c                    add guidance to assist firms with complying with a rule (for example, how to disclose certain information to re-classified customers).


[1] The figure of 4 million reflects rounding up when converting figures from USD to QAR.

[2] These rules are located specifically in Division 4.3.A of COND. This requirement would also begin to apply to individuals re-classified prior to the commencement of these proposals, that is, before 1 January 2016.

The Consultation Paper invites comments on the proposed Conduct of Business Amendments Rules 2015 (“draft Rules”) as set out in Attachment 1.  To assist readers, Attachment 2 shows the relevant parts of COND with the amendments tracked into the rules.

Click here to view PDF Version of Consultation Paper 2015/3.
Click here to view Word Version of Consultation Paper 2015/3.

Click here to view PDF Version of Attachment 1 to Consultation Paper 2015/3.
Click here to view Word Version of the Attachment 1 to Consultation Paper 2015/3.


Click here to view PDF Version of Attachment 2 to Consultation Paper 2015/3.
Click here to view Word Version of the Attachment 2 to Consultation Paper 2015/3

Please submit your comments, including contact details for the organisation represented, to:

Dr Matthew Hampton

Associate Director, Policy

Policy and Legislative Counsel Division

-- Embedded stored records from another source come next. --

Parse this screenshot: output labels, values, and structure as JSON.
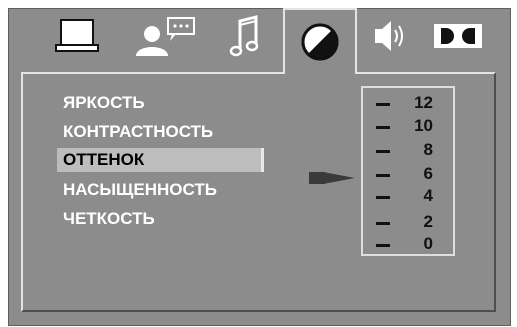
{
  "tabs": [
    {
      "icon": "monitor-icon",
      "active": false
    },
    {
      "icon": "user-speech-icon",
      "active": false
    },
    {
      "icon": "music-note-icon",
      "active": false
    },
    {
      "icon": "contrast-circle-icon",
      "active": true
    },
    {
      "icon": "speaker-icon",
      "active": false
    },
    {
      "icon": "dolby-icon",
      "active": false
    }
  ],
  "menu": {
    "items": [
      {
        "label": "ЯРКОСТЬ",
        "selected": false
      },
      {
        "label": "КОНТРАСТНОСТЬ",
        "selected": false
      },
      {
        "label": "ОТТЕНОК",
        "selected": true
      },
      {
        "label": "НАСЫЩЕННОСТЬ",
        "selected": false
      },
      {
        "label": "ЧЕТКОСТЬ",
        "selected": false
      }
    ]
  },
  "scale": {
    "values": [
      "12",
      "10",
      "8",
      "6",
      "4",
      "2",
      "0"
    ],
    "current": "6"
  },
  "colors": {
    "frame": "#8c8c8c",
    "highlight": "#bdbdbd",
    "text": "#ffffff"
  }
}
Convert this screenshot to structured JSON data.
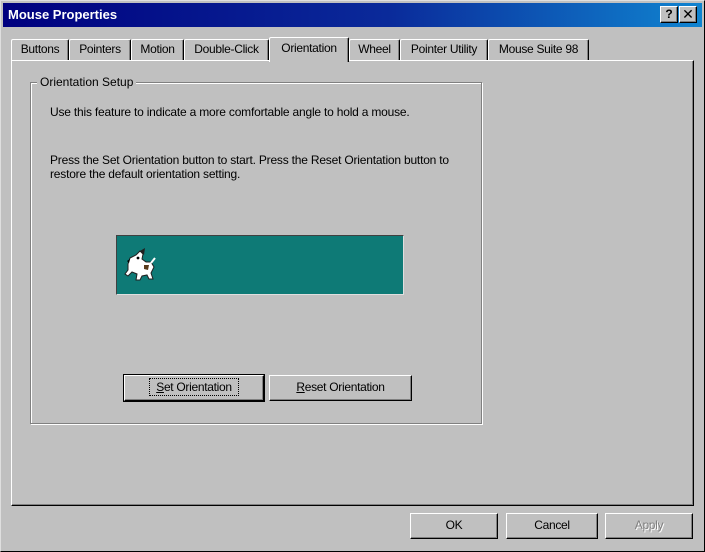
{
  "window": {
    "title": "Mouse Properties",
    "help_glyph": "?",
    "close_glyph": "✕"
  },
  "tabs": [
    {
      "label": "Buttons",
      "active": false
    },
    {
      "label": "Pointers",
      "active": false
    },
    {
      "label": "Motion",
      "active": false
    },
    {
      "label": "Double-Click",
      "active": false
    },
    {
      "label": "Orientation",
      "active": true
    },
    {
      "label": "Wheel",
      "active": false
    },
    {
      "label": "Pointer Utility",
      "active": false
    },
    {
      "label": "Mouse Suite 98",
      "active": false
    }
  ],
  "orientation": {
    "group_label": "Orientation Setup",
    "description": "Use this feature to indicate a more comfortable angle to hold a mouse.",
    "instructions": "Press the Set Orientation button to start. Press the Reset Orientation button to restore the default orientation setting.",
    "preview_color": "#0e7a76",
    "preview_icon": "dog-mascot-icon",
    "set_button": {
      "mnemonic": "S",
      "rest": "et Orientation"
    },
    "reset_button": {
      "mnemonic": "R",
      "rest": "eset Orientation"
    }
  },
  "footer": {
    "ok_label": "OK",
    "cancel_label": "Cancel",
    "apply_label": "Apply"
  },
  "colors": {
    "face": "#c0c0c0",
    "titlebar_start": "#00007f",
    "titlebar_end": "#1084d0"
  }
}
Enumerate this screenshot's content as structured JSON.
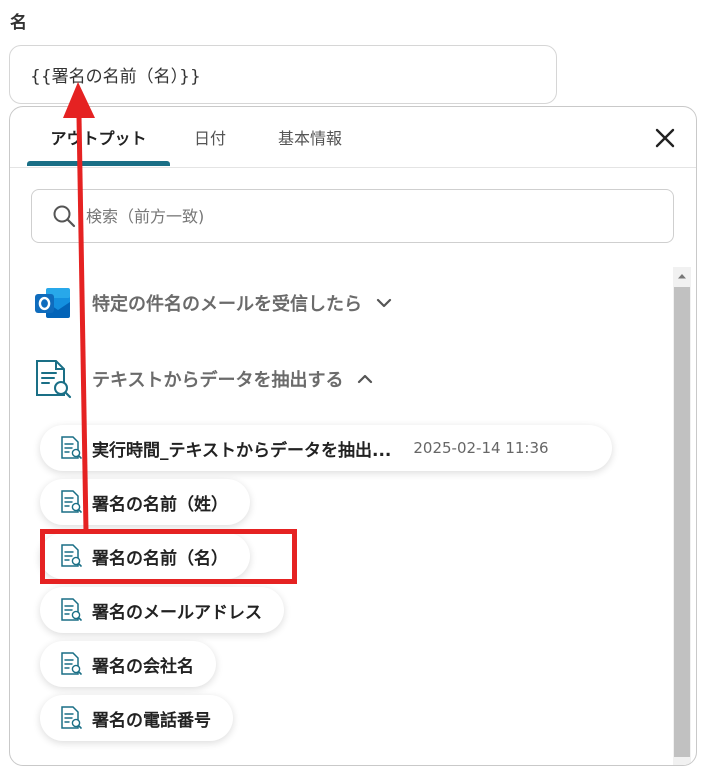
{
  "field": {
    "label": "名",
    "value": "{{署名の名前（名）}}"
  },
  "tabs": [
    {
      "label": "アウトプット",
      "active": true
    },
    {
      "label": "日付",
      "active": false
    },
    {
      "label": "基本情報",
      "active": false
    }
  ],
  "search": {
    "placeholder": "検索（前方一致)"
  },
  "sections": [
    {
      "label": "特定の件名のメールを受信したら",
      "icon": "outlook-icon",
      "expanded": false
    },
    {
      "label": "テキストからデータを抽出する",
      "icon": "document-search-icon",
      "expanded": true
    }
  ],
  "items": [
    {
      "label": "実行時間_テキストからデータを抽出...",
      "value": "2025-02-14 11:36"
    },
    {
      "label": "署名の名前（姓）"
    },
    {
      "label": "署名の名前（名）",
      "highlighted": true
    },
    {
      "label": "署名のメールアドレス"
    },
    {
      "label": "署名の会社名"
    },
    {
      "label": "署名の電話番号"
    }
  ],
  "colors": {
    "accent": "#1a6f86",
    "annotation": "#e52222",
    "outlook_blue": "#0f6cbd"
  }
}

QFC Regulatory Authority

PO Box 22989

Doha, Qatar

Or emailed to:

All comments must be received by 1 November 2015.


In accordance with its statutory objectives, it is the Regulatory Authority’s policy to make all responses to formal consultation available to the public.  Respondents who would like their submission, or parts of it, to remain confidential should provide this information marked as confidential.  A standard confidentiality statement in an e-mail message will not be regarded as a formal request for non-disclosure.